Interface dataset entries:

○ ○ ○ ○ ○ ○ ○

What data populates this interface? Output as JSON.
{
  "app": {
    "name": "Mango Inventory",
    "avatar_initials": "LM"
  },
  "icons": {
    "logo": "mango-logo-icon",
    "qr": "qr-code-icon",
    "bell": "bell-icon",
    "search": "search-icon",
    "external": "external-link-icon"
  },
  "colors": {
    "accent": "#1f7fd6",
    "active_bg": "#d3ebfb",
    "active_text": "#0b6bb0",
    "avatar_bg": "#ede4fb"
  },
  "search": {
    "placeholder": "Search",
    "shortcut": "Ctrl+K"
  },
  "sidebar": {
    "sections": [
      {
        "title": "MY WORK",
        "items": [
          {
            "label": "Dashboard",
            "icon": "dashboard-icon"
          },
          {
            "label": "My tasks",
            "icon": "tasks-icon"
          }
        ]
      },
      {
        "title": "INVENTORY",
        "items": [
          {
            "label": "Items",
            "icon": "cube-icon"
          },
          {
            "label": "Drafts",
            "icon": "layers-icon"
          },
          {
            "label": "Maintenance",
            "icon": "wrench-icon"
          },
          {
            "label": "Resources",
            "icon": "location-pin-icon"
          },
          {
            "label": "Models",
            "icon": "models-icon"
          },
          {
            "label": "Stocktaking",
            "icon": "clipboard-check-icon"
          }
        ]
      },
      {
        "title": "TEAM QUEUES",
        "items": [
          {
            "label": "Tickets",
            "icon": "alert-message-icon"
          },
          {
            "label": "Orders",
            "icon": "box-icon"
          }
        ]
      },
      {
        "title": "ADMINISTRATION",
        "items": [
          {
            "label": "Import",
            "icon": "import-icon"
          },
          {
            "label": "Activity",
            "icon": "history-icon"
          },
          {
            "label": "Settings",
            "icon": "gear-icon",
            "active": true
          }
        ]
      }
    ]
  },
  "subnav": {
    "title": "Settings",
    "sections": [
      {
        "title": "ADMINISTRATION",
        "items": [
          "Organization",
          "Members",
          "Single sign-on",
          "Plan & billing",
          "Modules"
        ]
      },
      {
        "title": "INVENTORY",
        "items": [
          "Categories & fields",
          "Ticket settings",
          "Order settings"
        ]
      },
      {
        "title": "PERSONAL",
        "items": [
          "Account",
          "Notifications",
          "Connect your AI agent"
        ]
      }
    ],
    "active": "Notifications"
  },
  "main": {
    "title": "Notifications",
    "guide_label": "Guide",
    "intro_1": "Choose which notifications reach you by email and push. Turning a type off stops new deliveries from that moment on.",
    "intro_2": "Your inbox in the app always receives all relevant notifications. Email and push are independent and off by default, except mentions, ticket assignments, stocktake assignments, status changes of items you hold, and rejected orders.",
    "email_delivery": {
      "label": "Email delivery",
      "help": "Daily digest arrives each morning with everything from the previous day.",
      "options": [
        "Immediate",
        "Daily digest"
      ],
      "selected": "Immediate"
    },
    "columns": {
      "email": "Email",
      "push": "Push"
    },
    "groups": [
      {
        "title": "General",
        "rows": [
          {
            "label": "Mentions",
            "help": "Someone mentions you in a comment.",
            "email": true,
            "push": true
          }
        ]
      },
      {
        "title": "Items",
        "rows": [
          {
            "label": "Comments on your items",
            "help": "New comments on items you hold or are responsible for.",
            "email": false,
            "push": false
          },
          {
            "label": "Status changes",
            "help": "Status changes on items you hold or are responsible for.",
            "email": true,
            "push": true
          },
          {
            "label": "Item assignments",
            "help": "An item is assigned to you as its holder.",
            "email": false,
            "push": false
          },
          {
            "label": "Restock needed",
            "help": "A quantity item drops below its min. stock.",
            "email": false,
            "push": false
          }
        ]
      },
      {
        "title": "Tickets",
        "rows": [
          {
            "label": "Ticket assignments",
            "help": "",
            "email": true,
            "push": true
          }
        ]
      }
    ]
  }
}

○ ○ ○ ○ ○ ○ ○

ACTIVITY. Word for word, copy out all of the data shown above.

RESPONSE BOX.
What data populates this interface? Output as JSON.
{
  "app": {
    "name": "Mango Inventory",
    "avatar_initials": "LM"
  },
  "icons": {
    "logo": "mango-logo-icon",
    "qr": "qr-code-icon",
    "bell": "bell-icon",
    "search": "search-icon",
    "external": "external-link-icon"
  },
  "colors": {
    "accent": "#1f7fd6",
    "active_bg": "#d3ebfb",
    "active_text": "#0b6bb0",
    "avatar_bg": "#ede4fb"
  },
  "search": {
    "placeholder": "Search",
    "shortcut": "Ctrl+K"
  },
  "sidebar": {
    "sections": [
      {
        "title": "MY WORK",
        "items": [
          {
            "label": "Dashboard",
            "icon": "dashboard-icon"
          },
          {
            "label": "My tasks",
            "icon": "tasks-icon"
          }
        ]
      },
      {
        "title": "INVENTORY",
        "items": [
          {
            "label": "Items",
            "icon": "cube-icon"
          },
          {
            "label": "Drafts",
            "icon": "layers-icon"
          },
          {
            "label": "Maintenance",
            "icon": "wrench-icon"
          },
          {
            "label": "Resources",
            "icon": "location-pin-icon"
          },
          {
            "label": "Models",
            "icon": "models-icon"
          },
          {
            "label": "Stocktaking",
            "icon": "clipboard-check-icon"
          }
        ]
      },
      {
        "title": "TEAM QUEUES",
        "items": [
          {
            "label": "Tickets",
            "icon": "alert-message-icon"
          },
          {
            "label": "Orders",
            "icon": "box-icon"
          }
        ]
      },
      {
        "title": "ADMINISTRATION",
        "items": [
          {
            "label": "Import",
            "icon": "import-icon"
          },
          {
            "label": "Activity",
            "icon": "history-icon"
          },
          {
            "label": "Settings",
            "icon": "gear-icon",
            "active": true
          }
        ]
      }
    ]
  },
  "subnav": {
    "title": "Settings",
    "sections": [
      {
        "title": "ADMINISTRATION",
        "items": [
          "Organization",
          "Members",
          "Single sign-on",
          "Plan & billing",
          "Modules"
        ]
      },
      {
        "title": "INVENTORY",
        "items": [
          "Categories & fields",
          "Ticket settings",
          "Order settings"
        ]
      },
      {
        "title": "PERSONAL",
        "items": [
          "Account",
          "Notifications",
          "Connect your AI agent"
        ]
      }
    ],
    "active": "Notifications"
  },
  "main": {
    "title": "Notifications",
    "guide_label": "Guide",
    "intro_1": "Choose which notifications reach you by email and push. Turning a type off stops new deliveries from that moment on.",
    "intro_2": "Your inbox in the app always receives all relevant notifications. Email and push are independent and off by default, except mentions, ticket assignments, stocktake assignments, status changes of items you hold, and rejected orders.",
    "email_delivery": {
      "label": "Email delivery",
      "help": "Daily digest arrives each morning with everything from the previous day.",
      "options": [
        "Immediate",
        "Daily digest"
      ],
      "selected": "Immediate"
    },
    "columns": {
      "email": "Email",
      "push": "Push"
    },
    "groups": [
      {
        "title": "General",
        "rows": [
          {
            "label": "Mentions",
            "help": "Someone mentions you in a comment.",
            "email": true,
            "push": true
          }
        ]
      },
      {
        "title": "Items",
        "rows": [
          {
            "label": "Comments on your items",
            "help": "New comments on items you hold or are responsible for.",
            "email": false,
            "push": false
          },
          {
            "label": "Status changes",
            "help": "Status changes on items you hold or are responsible for.",
            "email": true,
            "push": true
          },
          {
            "label": "Item assignments",
            "help": "An item is assigned to you as its holder.",
            "email": false,
            "push": false
          },
          {
            "label": "Restock needed",
            "help": "A quantity item drops below its min. stock.",
            "email": false,
            "push": false
          }
        ]
      },
      {
        "title": "Tickets",
        "rows": [
          {
            "label": "Ticket assignments",
            "help": "",
            "email": true,
            "push": true
          }
        ]
      }
    ]
  }
}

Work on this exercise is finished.